Which Approach Works Better for Safety Incentives: Group Performance or Individual Achievement?
May 25, 2011
When putting together safety incentive programs for my clients, one of the first criteria is to determine how rewards (or awards) will be achieved
There are three most popular methods of keeping score of safety success:
1) Individual Goals: Usually this takes into account accident free days, in addition to perfect attendance, safety meetings and education, being “caught” doing things correctly (wearing safety goggles and ear protection), etc.
2) Team Goals: In order to encourage safer working habits or procedures, team goals encourage peer pressure, as it is believed that fellow workers will do a better job of encouraging safe working habits or procedures than management.
3) Hybrid Goals: This combination system allows some individual goals in addition to team goals, as the name implies
So, which system works best?
It would seem logical that the hybrid approach is most effective. It allows team goals to be combined with extra diligence and hard work of individuals.
As we know, all workers are not created equally, so some employees will work harder than others earn additional points Ã¢â‚¬“ and a hybrid formula encourages those employees to outperform their peers.
However, in 25 years of running safety programs, our findings are that individual performance goals outperform both team based goals and the hybrid approach.
This is for two main reasons, both revolving around peer pressure:
1) Pressure to Hide or Under-Report Accidents: It has been reported over the years that employees that are earning points for accident-free days or months will certainly try to “persuade” their co-workers not to report minor accidents or to cover up misdeeds.
Because of this pressure (some of which may be closer to coercion or outright threats than persuasion), this cover-up can have negative impact on team spirit and togetherness.
In fact, for years, OSHA has warned against team incentive programs, particularly those that it deemed could promote under-reporting.
I have even seen examples of “gangs” that will not allow accident to go reported—sort of like a prison gang mentality.
Granted, this is not the norm, but when one person can negatively affect an entire team or shift of workers from earning awards (which can often be quite substantial for year-on-year carryover achievement), strange things can happen

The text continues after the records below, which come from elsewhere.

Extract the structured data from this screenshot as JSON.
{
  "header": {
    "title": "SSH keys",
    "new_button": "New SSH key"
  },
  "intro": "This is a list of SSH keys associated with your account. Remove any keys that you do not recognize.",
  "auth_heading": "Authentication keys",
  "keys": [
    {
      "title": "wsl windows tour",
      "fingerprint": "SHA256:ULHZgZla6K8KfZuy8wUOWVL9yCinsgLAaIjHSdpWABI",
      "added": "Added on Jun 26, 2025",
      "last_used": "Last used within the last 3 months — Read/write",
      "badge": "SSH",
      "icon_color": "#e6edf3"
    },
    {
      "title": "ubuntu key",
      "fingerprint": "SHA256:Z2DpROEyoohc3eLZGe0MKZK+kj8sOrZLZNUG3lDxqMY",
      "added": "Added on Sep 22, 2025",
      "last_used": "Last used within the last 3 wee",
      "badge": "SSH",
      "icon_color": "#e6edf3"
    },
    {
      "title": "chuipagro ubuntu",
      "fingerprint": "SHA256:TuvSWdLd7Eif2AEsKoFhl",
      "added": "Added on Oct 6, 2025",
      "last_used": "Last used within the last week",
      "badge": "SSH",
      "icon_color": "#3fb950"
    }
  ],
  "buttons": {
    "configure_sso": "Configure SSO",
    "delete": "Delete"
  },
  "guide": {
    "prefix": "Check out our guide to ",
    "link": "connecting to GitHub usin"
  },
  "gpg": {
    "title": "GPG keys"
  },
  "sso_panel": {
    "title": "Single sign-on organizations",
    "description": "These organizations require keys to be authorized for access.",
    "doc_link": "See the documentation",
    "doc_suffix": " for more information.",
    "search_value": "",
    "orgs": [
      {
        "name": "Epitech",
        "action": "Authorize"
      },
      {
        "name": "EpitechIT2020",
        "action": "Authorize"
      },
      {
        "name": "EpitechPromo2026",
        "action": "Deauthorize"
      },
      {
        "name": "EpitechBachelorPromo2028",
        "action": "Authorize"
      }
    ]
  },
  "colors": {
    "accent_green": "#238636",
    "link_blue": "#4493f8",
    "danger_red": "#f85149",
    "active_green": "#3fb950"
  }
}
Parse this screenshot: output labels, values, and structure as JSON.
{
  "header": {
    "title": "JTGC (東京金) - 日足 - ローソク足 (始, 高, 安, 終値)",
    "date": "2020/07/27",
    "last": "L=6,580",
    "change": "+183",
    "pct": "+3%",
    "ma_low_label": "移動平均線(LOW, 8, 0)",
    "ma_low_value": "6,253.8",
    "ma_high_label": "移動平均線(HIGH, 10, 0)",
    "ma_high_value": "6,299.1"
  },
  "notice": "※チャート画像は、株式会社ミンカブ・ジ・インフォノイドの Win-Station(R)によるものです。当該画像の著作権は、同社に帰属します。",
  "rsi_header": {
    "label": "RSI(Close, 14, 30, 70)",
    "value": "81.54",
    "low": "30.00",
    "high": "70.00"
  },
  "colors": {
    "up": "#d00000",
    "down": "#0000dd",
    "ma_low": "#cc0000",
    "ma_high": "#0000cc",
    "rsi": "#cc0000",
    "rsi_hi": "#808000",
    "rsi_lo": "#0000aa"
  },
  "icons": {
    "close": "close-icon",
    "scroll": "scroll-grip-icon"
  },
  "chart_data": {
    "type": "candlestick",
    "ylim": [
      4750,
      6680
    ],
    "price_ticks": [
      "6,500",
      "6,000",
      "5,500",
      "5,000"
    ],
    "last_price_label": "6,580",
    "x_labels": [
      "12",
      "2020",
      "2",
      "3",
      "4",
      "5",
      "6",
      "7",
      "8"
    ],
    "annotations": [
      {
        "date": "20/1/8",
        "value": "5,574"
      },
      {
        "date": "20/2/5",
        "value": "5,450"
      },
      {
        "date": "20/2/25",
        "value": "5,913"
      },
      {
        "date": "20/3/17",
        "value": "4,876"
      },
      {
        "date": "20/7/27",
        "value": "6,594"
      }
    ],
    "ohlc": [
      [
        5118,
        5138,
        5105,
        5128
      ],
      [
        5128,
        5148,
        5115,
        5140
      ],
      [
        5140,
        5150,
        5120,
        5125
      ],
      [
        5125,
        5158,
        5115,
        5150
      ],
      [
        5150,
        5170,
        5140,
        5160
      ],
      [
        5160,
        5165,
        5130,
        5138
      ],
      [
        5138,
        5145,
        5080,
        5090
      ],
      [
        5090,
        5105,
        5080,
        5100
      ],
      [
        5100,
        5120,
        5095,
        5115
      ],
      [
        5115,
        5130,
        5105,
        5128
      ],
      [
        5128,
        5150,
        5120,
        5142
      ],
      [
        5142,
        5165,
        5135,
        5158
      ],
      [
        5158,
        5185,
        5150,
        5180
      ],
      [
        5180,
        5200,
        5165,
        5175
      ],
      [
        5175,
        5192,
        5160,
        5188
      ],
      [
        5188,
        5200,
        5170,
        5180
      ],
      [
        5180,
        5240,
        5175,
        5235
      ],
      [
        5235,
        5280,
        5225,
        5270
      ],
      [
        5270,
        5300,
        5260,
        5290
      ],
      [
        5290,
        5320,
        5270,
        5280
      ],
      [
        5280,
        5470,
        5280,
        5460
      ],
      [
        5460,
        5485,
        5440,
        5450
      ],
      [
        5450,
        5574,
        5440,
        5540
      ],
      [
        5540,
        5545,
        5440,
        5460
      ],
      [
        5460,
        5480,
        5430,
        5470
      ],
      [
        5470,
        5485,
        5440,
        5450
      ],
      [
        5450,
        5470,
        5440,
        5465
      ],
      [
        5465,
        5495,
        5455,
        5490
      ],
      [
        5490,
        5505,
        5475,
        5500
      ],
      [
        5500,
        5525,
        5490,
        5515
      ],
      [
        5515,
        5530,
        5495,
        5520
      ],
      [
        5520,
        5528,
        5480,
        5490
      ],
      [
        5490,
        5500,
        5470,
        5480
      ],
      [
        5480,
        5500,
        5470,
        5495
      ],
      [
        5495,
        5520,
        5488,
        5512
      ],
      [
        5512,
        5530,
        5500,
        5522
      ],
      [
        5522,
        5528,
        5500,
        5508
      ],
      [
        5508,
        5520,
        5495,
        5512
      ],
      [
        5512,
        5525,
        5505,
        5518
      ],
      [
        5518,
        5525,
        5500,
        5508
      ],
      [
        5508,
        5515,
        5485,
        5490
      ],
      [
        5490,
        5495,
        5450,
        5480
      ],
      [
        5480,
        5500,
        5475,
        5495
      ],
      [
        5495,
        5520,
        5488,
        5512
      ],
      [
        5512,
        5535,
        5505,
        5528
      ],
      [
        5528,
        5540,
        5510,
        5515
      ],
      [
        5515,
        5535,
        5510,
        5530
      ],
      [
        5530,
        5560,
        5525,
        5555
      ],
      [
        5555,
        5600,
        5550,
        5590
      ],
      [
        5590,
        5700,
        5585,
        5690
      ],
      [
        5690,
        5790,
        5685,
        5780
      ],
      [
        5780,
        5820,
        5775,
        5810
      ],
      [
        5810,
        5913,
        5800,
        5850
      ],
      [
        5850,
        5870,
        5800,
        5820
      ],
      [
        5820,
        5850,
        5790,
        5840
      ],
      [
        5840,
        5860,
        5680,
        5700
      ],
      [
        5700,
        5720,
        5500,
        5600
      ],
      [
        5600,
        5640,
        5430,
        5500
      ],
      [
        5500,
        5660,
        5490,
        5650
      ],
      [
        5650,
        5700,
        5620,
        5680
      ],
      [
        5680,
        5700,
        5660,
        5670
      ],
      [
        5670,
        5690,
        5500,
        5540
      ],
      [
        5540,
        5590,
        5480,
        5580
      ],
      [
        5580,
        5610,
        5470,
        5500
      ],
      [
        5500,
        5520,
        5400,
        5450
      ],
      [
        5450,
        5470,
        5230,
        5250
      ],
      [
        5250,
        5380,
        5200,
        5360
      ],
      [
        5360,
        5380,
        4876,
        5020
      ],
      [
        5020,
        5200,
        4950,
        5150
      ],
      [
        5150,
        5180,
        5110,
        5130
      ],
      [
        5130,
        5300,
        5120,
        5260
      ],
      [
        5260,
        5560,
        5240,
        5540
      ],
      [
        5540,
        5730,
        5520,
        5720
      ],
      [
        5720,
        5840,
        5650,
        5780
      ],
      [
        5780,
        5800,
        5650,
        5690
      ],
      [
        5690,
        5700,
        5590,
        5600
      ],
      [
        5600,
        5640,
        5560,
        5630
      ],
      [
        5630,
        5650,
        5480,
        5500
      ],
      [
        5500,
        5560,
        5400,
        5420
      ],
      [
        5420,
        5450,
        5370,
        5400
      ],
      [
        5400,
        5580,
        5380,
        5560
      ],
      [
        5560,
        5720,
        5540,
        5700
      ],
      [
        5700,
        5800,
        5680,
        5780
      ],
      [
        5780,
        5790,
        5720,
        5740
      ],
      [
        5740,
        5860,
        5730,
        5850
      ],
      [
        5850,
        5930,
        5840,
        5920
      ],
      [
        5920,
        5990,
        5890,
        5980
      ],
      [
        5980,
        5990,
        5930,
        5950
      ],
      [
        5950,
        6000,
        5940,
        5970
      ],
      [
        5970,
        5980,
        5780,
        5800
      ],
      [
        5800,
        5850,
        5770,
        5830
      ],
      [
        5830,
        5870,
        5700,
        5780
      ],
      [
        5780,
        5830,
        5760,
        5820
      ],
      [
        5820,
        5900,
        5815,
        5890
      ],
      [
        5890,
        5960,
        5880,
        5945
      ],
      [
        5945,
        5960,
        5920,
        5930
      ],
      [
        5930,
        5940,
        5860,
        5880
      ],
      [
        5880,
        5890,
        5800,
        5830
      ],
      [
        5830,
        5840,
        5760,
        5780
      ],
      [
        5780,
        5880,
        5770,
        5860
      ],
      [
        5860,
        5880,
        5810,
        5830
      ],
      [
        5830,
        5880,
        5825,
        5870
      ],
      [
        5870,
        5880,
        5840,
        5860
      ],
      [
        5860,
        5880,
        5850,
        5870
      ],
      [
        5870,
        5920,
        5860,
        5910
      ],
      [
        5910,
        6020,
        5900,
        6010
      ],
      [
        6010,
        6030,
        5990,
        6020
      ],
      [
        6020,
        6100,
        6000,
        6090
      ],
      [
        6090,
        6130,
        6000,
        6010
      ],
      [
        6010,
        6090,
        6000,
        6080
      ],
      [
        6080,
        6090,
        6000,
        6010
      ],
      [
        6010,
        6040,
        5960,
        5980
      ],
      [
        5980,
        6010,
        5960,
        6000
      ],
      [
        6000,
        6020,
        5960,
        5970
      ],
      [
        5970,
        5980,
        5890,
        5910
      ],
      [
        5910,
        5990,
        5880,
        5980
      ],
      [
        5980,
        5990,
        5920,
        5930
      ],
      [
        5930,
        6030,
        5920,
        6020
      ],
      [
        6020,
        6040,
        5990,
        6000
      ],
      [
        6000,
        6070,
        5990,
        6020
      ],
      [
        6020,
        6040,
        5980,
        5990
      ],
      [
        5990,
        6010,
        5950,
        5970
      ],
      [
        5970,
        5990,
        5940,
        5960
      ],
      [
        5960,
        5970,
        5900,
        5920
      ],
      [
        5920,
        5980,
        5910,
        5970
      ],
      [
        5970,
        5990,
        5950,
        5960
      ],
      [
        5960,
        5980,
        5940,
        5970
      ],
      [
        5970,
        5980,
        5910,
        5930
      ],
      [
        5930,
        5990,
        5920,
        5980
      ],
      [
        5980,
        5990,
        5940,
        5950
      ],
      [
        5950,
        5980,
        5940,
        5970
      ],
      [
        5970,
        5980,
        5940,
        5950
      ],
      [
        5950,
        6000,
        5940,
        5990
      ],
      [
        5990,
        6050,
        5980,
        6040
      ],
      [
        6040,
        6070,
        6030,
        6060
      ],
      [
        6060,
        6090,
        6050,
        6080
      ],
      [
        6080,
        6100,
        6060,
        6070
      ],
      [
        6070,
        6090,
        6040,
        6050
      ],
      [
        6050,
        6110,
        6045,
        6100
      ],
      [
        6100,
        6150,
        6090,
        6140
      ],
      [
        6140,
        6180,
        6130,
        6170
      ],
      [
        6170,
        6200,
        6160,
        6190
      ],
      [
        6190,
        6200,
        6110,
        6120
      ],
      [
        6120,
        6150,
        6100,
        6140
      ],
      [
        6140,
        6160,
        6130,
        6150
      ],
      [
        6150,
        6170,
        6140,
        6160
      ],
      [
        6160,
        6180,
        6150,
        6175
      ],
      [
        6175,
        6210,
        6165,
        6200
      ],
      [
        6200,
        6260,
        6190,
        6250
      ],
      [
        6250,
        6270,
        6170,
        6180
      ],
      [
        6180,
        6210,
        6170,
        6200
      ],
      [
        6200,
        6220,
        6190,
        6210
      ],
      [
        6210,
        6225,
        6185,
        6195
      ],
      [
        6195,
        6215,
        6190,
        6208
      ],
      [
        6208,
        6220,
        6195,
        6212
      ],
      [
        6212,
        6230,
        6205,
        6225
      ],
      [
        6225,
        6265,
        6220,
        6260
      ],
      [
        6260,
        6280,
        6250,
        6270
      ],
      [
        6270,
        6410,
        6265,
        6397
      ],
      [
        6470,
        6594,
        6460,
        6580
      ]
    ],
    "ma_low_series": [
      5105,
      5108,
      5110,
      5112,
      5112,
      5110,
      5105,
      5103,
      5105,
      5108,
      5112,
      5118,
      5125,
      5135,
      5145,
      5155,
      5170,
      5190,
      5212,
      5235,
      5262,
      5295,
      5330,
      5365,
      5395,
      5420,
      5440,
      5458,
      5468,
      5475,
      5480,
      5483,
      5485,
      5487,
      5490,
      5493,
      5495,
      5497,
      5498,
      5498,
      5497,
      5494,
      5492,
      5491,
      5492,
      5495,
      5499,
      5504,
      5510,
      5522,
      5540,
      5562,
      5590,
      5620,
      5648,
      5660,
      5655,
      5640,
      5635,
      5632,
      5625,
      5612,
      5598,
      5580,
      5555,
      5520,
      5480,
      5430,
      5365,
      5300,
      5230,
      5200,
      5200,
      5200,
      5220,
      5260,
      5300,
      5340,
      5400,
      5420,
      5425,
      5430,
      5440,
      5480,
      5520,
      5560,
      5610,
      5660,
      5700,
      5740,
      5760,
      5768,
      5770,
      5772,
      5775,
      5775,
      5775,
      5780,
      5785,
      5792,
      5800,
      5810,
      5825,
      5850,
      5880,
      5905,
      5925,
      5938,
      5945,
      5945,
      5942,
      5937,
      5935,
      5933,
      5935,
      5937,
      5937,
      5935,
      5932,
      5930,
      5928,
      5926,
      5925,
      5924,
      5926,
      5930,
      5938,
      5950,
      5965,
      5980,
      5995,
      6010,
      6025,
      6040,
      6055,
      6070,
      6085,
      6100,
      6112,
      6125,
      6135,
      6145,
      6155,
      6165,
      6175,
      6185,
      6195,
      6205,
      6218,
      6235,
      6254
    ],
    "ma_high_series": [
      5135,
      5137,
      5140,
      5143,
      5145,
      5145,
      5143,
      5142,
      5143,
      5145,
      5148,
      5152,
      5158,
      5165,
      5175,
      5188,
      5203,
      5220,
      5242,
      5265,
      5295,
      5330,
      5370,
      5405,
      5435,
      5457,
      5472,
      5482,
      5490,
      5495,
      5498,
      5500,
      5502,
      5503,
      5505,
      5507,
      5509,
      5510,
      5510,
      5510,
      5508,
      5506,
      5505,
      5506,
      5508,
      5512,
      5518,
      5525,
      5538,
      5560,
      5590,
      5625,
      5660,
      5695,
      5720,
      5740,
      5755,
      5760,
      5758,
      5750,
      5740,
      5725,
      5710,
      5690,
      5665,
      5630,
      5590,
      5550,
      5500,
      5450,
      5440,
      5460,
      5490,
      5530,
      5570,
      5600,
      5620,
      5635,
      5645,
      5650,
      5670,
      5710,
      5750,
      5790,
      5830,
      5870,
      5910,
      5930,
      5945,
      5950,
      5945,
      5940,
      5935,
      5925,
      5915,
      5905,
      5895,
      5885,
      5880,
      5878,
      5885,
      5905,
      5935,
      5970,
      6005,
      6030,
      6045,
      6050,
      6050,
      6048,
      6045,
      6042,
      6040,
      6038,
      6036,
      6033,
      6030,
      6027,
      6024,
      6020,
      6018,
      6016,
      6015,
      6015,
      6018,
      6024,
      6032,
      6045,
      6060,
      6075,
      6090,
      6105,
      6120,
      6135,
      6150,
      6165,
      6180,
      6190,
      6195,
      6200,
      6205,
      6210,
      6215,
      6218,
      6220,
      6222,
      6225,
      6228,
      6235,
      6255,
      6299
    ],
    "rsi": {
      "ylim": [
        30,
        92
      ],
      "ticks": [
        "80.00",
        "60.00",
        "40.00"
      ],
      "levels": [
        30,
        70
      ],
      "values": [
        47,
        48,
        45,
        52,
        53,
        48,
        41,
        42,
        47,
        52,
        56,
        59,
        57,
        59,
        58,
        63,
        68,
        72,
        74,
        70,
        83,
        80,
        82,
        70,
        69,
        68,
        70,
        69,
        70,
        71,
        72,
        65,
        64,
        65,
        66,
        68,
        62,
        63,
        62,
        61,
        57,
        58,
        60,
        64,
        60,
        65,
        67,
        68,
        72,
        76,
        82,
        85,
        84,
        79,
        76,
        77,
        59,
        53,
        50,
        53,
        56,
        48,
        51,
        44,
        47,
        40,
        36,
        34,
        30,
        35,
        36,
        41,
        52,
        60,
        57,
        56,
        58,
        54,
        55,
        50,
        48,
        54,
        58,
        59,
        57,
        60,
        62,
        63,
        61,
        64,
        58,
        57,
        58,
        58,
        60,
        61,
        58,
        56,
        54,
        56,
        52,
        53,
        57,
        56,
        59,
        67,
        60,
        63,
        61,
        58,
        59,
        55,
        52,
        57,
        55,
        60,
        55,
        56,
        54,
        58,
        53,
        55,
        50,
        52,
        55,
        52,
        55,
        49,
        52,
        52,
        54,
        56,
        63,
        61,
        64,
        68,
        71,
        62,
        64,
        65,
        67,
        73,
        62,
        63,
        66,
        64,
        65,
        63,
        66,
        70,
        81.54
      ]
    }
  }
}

2) Pressure to Not Get Ahead of Peers: Nobody likes a show-off, and workers that are going to extra safety meetings or taking additional safety education classes can be mocked, shunned or warned by fellow employees.
Workers that have families, have longer commutes, are taking night classes or cannot (or just will not) participate in extracurricular activities may encourage their peers to slow down so they do not look badly in the eyes of management. Especially in this slow economy, nobody wants to be a glaring example at the bottom of the point earning poster/spreadsheet or called out for low score at safety meetings.
There are unfortunate unforeseen consequences that happen when the fate of an individual is in the hands of a group.
Most Americans do not like socialism (Tea Party anyone?), and everything other than individual achievement can leave a sour taste in the mouths of your employees.
Before setting up your safety program, look beyond the obvious. If you have a safety program already in place, perhaps it time to re-evaluate how points are awarded.
Here’s to a safer work place.